had run away and would I take her,'' Larkin said. ``I got there at 10:30
that night. She had nothing much except for a bag with stuffed
animals.'' Once the girl moved in, Larkin said she realized how badly
damaged the youngster was. There was the vaginal odor that wouldn't go
away, which Larkin suspected was from gonorrhea the girl had contracted.
The baths -- at least three in the afternoons -- with the water running
nonstop for at least 15 minutes. And the low self-esteem.
 ``She bathed all the time. You never had to tell her it's time to take
her bath. She would stay in there, scrub and rub. She felt like she was
never cleaned,'' Larkin said. `` `I am so ugly,' she would say, staring
at herself in the mirror. She had this smooth black skin. I would tell
her, `No you aren't ugly. You are pretty.' ``They really mistreated
her,'' Larkin said. ``She would break down and start crying and
trembling. She had such an infection, you could tell they had used her
for a sex machine. It was awful, I had never seen anything like that.''


 After living with the Larkins for several months, the girl moved in
with Odom, who had become a surrogate godmother. Odom said she had
agreed to keep her while the Larkins made arrangements to care for the
girl permanently. In Odom's three-bedroom home in Opa-locka, the girl
got another instant family. Odom's husband, Arthur Cason; her daughter,
Shaquellia ``Shasha'' Holmes, who also was 12 at the time; and mother
Lillie Odom all pitched in. ``She had a few problems,'' Cason, 45, said.
``But I think with time, she probably could have been helped.''
 But Cason and Odom said Cheryl's need to devote time to work
contributed to their inability to really help the youngster.
 ``I wish I didn't have this job,'' Cheryl Odom said. ``She needs
somebody that can go to therapy with her, she needs someone who could be
there full time.' While the girl got along fine with older children,
Odom and Larkin said she often had problems with other 12-year-olds.
When asked by her stepfather how they were getting along, Shasha used
the word ``combative'' to describe the youngster, Cason said.


 Still, Shasha said she tried to help. Shasha introduced her to the mall

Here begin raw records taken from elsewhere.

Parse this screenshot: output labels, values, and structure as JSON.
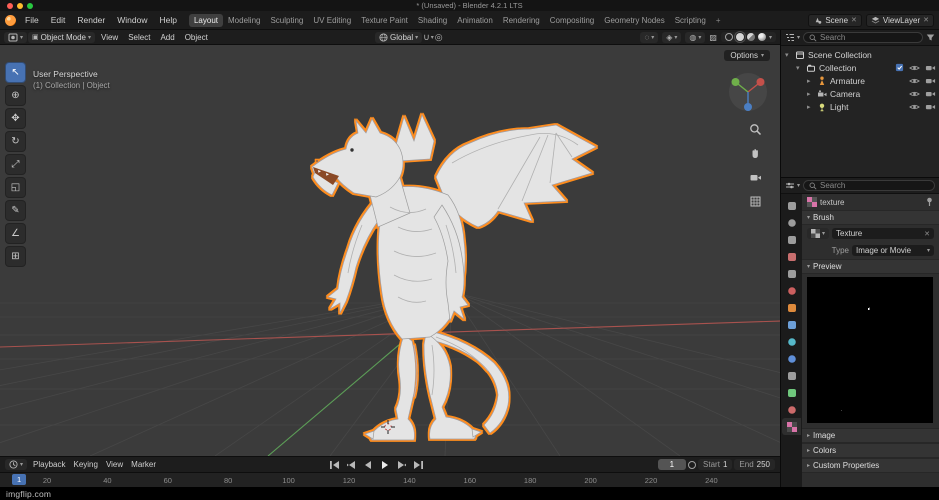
{
  "window": {
    "title": "* (Unsaved) - Blender 4.2.1 LTS"
  },
  "topbar": {
    "menus": [
      "File",
      "Edit",
      "Render",
      "Window",
      "Help"
    ],
    "workspaces": [
      "Layout",
      "Modeling",
      "Sculpting",
      "UV Editing",
      "Texture Paint",
      "Shading",
      "Animation",
      "Rendering",
      "Compositing",
      "Geometry Nodes",
      "Scripting"
    ],
    "active_workspace": "Layout",
    "add_workspace": "+",
    "scene": "Scene",
    "viewlayer": "ViewLayer"
  },
  "viewport_header": {
    "mode": "Object Mode",
    "menus": [
      "View",
      "Select",
      "Add",
      "Object"
    ],
    "orientation": "Global"
  },
  "viewport": {
    "overlay_top": "User Perspective",
    "overlay_sub": "(1) Collection | Object",
    "options": "Options",
    "tools": [
      {
        "name": "select-box-tool",
        "glyph": "↖",
        "active": true
      },
      {
        "name": "cursor-tool",
        "glyph": "⊕"
      },
      {
        "name": "move-tool",
        "glyph": "✥"
      },
      {
        "name": "rotate-tool",
        "glyph": "↻"
      },
      {
        "name": "scale-tool",
        "glyph": "⤢"
      },
      {
        "name": "transform-tool",
        "glyph": "◱"
      },
      {
        "name": "annotate-tool",
        "glyph": "✎"
      },
      {
        "name": "measure-tool",
        "glyph": "∠"
      },
      {
        "name": "add-cube-tool",
        "glyph": "⊞"
      }
    ]
  },
  "outliner": {
    "search_placeholder": "Search",
    "rows": [
      {
        "label": "Scene Collection",
        "depth": 0,
        "icon": "scene-collection",
        "caret": "▾",
        "check": false,
        "eye": false,
        "cam": false
      },
      {
        "label": "Collection",
        "depth": 1,
        "icon": "collection",
        "caret": "▾",
        "check": true,
        "eye": true,
        "cam": true
      },
      {
        "label": "Armature",
        "depth": 2,
        "icon": "armature",
        "caret": "▸",
        "check": false,
        "eye": true,
        "cam": true
      },
      {
        "label": "Camera",
        "depth": 2,
        "icon": "camera",
        "caret": "▸",
        "check": false,
        "eye": true,
        "cam": true
      },
      {
        "label": "Light",
        "depth": 2,
        "icon": "light",
        "caret": "▸",
        "check": false,
        "eye": true,
        "cam": true
      }
    ]
  },
  "properties": {
    "search_placeholder": "Search",
    "context_name": "texture",
    "texture_datablock": "Texture",
    "type_label": "Type",
    "type_value": "Image or Movie",
    "sections": {
      "brush": "Brush",
      "preview": "Preview",
      "image": "Image",
      "colors": "Colors",
      "custom": "Custom Properties"
    },
    "tabs": [
      {
        "name": "tool-tab",
        "color": "#9c9c9c",
        "shape": "square"
      },
      {
        "name": "render-tab",
        "color": "#9c9c9c",
        "shape": "circle"
      },
      {
        "name": "output-tab",
        "color": "#9c9c9c",
        "shape": "square"
      },
      {
        "name": "view-layer-tab",
        "color": "#c86e6e",
        "shape": "square"
      },
      {
        "name": "scene-tab",
        "color": "#9c9c9c",
        "shape": "square"
      },
      {
        "name": "world-tab",
        "color": "#cc5f5f",
        "shape": "circle"
      },
      {
        "name": "object-tab",
        "color": "#de8a3c",
        "shape": "square"
      },
      {
        "name": "modifiers-tab",
        "color": "#6c9fd8",
        "shape": "square"
      },
      {
        "name": "particles-tab",
        "color": "#56b8c9",
        "shape": "circle"
      },
      {
        "name": "physics-tab",
        "color": "#5f8fd8",
        "shape": "circle"
      },
      {
        "name": "constraints-tab",
        "color": "#9c9c9c",
        "shape": "square"
      },
      {
        "name": "object-data-tab",
        "color": "#6fc77c",
        "shape": "square"
      },
      {
        "name": "material-tab",
        "color": "#cc6a6a",
        "shape": "circle"
      },
      {
        "name": "texture-tab",
        "color": "#d873a8",
        "shape": "checker",
        "selected": true
      }
    ]
  },
  "timeline": {
    "menus": [
      "Playback",
      "Keying",
      "View",
      "Marker"
    ],
    "transport": [
      "jump-to-start",
      "prev-keyframe",
      "play-reverse",
      "play",
      "next-keyframe",
      "jump-to-end"
    ],
    "current_frame": "1",
    "start_label": "Start",
    "start_value": "1",
    "end_label": "End",
    "end_value": "250",
    "frames": [
      20,
      40,
      60,
      80,
      100,
      120,
      140,
      160,
      180,
      200,
      220,
      240
    ],
    "playhead_frame": "1"
  },
  "watermark": {
    "text": "imgflip.com"
  },
  "colors": {
    "accent": "#4772b3",
    "selection_outline": "#ff8d1c"
  }
}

and Metrorail, while the girl showed her how to stack pots -- one of
many chores she had mastered while living with the Pompees.

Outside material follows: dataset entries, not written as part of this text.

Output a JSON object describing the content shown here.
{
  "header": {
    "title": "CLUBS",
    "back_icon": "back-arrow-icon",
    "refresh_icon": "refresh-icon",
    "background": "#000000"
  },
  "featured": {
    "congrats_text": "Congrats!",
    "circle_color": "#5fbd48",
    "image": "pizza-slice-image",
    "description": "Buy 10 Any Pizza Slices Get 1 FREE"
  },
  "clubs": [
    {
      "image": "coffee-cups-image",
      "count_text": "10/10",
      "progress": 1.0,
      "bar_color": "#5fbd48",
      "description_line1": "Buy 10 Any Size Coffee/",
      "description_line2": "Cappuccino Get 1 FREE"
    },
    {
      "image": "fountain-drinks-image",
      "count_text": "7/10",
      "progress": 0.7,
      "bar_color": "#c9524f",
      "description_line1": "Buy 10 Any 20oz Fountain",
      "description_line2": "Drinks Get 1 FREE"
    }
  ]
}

 ``I felt really bad for her,'' Shasha, 13, said. ``Nobody should go
through the pain she went through.' Every week, Odom said, she would
take her to get her hair done. ``You should have seen my baby, she was
pretty,'' Odom said. But after a couple of months, more problems arose.
Attached to Odom, the girl would call her 15 times a day at work, asking
when she would come home, Cason said. She demanded one-on-one attention.
 At the same time, authorities began to doubt her story, saying she gave
 conflicting information, including tales of sex with neighborhood
children and sneaking out of the house in the middle of the night to
meet boys.


 Odom said the different stories may not have been the girl's fault.
Although a doctor dismissed her suspicion that the girl suffered from a
multiple-personality disorder, Odom said she acted as if she were two
different people. ``What I mean is someone would give her a gift and she
would be thrilled and happy,'' Odom recalled. ``Then we would get home,
and just like that this other person would emerge. `Who gave me this? I
am not a charity case,' she would say. She would even hide things from
herself and not remember where she put them.' The last time Odom saw the
girl was in March. The girl broke down in the shower at the Odom home,
crying hysterically about losing her hair. The youngster, who was on
medication to control hallucinations, also cried that she was hearing
voices. ``She was crying and holding her head. `These voices, these
voices,' she kept saying,'' Odom said. `` `I don't want to do what they
tell me to do.' I asked her, `What are they telling you to do?' `They
tell me to kill.' '' Odom immediately took her to Jackson Hospital. Odom
said she was advised by a doctor that it was unsafe to bring the girl
back into her home, and the child was returned to state custody. But
even with that diagnosis, Odom still wants her back, she said. In the
beginning, the girl called every day, Odom said: ``She would say,
`Mommie, I want to come home.' Now she never calls.